BEGIN Given records

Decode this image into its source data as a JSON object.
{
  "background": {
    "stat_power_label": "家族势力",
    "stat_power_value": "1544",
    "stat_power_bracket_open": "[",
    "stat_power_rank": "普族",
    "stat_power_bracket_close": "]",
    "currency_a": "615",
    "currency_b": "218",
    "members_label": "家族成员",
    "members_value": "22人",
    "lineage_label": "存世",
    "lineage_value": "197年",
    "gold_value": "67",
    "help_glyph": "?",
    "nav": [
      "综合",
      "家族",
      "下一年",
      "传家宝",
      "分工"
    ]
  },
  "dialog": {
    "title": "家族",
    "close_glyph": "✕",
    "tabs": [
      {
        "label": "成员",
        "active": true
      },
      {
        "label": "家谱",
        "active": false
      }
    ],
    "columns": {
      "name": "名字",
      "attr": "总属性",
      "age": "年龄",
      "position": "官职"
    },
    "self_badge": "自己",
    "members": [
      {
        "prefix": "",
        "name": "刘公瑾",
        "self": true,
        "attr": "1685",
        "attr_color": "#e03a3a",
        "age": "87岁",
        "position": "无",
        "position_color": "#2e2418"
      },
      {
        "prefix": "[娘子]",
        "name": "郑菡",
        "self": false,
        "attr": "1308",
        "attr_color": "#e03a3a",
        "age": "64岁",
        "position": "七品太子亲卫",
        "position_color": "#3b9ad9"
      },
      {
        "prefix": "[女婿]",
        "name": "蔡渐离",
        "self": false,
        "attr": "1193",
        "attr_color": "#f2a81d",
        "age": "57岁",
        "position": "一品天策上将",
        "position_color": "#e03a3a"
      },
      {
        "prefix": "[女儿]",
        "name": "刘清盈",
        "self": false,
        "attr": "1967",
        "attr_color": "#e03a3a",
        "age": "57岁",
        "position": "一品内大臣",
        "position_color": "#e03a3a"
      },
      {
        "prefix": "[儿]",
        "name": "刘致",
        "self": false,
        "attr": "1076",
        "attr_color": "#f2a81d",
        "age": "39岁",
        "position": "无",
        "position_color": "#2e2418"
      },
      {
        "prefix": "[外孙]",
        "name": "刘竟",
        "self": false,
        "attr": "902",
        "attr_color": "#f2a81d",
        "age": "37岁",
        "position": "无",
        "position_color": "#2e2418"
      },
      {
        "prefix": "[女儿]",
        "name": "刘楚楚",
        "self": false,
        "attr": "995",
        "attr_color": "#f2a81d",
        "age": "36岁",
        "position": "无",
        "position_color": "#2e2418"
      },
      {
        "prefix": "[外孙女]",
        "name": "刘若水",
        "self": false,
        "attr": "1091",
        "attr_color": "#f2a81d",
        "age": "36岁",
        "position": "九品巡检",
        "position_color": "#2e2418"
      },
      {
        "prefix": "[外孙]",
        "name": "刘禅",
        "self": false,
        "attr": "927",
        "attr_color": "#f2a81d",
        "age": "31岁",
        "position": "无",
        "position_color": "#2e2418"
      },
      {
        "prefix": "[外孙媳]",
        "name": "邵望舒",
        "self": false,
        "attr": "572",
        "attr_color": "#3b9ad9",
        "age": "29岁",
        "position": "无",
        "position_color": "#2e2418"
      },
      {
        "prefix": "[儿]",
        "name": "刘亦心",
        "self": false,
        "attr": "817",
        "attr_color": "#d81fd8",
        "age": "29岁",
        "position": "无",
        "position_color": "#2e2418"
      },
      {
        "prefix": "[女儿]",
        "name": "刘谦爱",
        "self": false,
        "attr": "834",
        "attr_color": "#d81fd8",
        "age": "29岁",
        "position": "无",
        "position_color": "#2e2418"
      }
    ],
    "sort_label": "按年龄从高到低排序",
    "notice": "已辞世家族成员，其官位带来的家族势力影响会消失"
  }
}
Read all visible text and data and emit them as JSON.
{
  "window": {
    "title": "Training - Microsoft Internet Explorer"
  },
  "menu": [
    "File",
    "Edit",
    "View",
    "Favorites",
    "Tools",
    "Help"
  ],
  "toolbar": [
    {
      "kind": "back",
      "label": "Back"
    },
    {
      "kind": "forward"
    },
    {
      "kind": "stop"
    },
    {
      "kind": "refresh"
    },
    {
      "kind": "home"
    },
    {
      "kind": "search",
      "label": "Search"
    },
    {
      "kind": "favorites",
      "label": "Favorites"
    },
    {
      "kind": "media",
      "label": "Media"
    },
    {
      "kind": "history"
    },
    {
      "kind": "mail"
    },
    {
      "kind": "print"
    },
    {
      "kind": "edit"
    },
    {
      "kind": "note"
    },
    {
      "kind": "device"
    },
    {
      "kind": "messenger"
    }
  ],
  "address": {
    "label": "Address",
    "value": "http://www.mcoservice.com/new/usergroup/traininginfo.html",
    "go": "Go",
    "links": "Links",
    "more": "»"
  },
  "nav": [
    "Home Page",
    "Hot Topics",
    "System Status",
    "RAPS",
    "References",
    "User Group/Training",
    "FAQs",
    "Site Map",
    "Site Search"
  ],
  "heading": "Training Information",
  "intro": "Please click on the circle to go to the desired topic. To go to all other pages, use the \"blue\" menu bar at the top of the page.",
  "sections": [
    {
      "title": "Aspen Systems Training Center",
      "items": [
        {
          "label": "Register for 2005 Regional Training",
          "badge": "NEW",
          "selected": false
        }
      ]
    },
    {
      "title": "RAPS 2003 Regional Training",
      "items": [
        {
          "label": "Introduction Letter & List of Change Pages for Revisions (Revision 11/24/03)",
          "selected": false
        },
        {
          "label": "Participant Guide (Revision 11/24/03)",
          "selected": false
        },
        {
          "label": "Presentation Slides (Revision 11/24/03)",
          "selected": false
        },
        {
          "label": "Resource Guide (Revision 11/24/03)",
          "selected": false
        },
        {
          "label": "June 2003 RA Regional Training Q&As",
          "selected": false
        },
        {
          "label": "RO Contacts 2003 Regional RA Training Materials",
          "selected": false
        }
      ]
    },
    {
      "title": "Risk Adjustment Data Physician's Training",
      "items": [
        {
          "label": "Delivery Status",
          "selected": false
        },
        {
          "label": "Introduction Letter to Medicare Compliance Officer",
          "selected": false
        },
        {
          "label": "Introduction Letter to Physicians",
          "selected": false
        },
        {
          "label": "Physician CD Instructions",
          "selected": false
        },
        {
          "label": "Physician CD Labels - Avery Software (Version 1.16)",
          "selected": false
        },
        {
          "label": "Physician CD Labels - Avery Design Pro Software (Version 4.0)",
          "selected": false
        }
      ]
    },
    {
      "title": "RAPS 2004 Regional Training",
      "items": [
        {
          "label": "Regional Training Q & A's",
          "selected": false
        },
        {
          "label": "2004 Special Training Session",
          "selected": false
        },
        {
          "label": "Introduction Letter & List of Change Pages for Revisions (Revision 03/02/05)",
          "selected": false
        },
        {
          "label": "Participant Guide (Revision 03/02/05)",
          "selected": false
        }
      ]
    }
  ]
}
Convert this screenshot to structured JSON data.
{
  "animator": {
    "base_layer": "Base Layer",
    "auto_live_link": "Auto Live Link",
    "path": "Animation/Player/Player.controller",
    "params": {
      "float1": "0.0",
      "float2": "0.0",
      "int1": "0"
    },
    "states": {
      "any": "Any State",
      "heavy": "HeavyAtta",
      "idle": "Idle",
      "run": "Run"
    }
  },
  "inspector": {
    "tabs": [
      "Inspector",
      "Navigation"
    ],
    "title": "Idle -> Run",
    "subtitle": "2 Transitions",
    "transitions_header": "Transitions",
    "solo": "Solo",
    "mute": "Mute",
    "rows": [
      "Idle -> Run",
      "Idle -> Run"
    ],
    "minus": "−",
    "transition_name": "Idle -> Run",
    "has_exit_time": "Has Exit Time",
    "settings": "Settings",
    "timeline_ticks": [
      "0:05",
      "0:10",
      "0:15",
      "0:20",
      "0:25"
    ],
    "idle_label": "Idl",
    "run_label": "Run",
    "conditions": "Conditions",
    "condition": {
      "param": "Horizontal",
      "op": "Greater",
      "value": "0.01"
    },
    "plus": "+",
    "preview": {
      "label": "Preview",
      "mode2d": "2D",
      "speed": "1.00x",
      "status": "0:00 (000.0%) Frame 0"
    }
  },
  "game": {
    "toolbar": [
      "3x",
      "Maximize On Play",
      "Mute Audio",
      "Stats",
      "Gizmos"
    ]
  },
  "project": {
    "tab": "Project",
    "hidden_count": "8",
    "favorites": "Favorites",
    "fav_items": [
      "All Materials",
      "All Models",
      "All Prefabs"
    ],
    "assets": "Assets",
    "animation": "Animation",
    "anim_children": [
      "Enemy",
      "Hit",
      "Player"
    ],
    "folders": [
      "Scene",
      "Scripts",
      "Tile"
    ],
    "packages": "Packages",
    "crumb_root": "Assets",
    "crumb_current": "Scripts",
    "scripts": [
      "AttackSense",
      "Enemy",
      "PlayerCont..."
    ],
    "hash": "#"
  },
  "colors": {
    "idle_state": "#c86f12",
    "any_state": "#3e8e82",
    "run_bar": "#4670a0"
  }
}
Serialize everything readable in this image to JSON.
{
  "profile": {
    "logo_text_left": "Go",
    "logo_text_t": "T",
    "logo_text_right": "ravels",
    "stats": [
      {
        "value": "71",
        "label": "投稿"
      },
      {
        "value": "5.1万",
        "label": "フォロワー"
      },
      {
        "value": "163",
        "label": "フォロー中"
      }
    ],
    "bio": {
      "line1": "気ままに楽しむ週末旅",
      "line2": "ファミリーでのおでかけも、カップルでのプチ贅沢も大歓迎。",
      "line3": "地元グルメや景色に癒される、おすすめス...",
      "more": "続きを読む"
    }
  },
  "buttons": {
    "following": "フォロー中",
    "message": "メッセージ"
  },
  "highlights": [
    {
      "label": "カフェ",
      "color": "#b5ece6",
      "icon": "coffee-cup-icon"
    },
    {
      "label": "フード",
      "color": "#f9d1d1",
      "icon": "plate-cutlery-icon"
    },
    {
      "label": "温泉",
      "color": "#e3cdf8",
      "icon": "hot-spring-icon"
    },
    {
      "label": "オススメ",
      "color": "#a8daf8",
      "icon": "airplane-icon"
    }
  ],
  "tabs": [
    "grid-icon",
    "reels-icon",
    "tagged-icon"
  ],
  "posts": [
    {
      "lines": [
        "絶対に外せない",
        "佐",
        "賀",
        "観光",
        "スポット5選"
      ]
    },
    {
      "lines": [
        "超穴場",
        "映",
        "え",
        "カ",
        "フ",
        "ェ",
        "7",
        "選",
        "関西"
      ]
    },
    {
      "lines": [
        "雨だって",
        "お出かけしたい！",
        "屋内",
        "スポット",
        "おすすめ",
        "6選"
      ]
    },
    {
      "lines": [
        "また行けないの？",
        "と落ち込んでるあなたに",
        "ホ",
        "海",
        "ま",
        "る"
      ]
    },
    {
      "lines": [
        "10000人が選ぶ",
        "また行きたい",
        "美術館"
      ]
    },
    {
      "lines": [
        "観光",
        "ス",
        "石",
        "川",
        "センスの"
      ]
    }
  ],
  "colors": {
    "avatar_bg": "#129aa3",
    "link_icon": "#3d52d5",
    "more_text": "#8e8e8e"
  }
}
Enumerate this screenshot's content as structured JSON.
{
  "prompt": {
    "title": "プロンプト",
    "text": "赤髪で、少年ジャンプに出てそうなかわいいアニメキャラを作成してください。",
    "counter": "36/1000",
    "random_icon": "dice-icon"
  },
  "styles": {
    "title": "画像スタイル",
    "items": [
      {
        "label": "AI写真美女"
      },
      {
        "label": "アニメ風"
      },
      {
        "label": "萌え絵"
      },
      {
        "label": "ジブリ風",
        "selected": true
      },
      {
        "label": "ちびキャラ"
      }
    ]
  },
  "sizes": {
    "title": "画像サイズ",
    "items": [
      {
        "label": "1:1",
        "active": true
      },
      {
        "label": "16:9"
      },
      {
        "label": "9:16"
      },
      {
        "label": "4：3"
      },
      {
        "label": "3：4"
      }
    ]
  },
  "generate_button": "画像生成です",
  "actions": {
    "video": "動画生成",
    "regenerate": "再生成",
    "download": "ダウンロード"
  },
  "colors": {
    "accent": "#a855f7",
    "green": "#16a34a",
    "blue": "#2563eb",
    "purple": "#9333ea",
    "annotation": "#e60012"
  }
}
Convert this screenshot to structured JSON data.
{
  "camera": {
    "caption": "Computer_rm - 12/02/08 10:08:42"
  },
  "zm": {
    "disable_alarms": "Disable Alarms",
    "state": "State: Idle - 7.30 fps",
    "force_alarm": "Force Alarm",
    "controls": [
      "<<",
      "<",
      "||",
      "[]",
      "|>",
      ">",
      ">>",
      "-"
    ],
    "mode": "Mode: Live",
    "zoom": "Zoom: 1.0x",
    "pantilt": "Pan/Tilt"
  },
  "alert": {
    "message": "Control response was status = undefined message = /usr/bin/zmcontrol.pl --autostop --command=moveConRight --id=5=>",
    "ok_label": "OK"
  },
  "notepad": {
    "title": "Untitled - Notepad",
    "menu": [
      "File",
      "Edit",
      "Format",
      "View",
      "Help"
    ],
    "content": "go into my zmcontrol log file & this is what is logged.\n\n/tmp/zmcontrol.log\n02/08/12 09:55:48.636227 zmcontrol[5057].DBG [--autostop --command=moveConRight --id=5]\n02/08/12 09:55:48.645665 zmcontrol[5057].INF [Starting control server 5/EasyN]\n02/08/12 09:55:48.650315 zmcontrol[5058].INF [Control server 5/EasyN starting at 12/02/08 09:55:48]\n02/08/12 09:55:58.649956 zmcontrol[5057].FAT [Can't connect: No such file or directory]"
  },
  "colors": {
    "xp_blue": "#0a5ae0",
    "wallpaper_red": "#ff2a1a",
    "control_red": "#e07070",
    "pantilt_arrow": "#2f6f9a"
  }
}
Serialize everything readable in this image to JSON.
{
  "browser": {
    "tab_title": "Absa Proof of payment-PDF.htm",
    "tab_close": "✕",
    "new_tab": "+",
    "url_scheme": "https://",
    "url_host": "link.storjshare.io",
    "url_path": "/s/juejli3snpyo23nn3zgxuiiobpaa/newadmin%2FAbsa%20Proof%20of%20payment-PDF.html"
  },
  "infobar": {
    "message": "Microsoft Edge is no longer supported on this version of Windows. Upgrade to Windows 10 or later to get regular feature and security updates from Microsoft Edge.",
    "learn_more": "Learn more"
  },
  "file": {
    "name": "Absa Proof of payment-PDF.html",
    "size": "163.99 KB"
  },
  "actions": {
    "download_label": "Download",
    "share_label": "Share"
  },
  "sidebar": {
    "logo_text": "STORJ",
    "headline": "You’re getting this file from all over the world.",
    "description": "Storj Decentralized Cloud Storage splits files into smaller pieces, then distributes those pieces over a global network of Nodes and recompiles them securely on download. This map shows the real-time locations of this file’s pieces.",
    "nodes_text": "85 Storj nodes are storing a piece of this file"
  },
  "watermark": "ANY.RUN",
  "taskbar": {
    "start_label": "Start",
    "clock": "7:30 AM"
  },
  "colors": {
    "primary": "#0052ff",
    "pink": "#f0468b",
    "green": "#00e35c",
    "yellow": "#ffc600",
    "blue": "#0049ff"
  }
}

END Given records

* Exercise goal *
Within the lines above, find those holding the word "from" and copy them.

* Your response *
    "message": "Microsoft Edge is no longer supported on this version of Windows. Upgrade to Windows 10 or later to get regular feature and security updates from Microsoft Edge.",
    "headline": "You’re getting this file from all over the world.",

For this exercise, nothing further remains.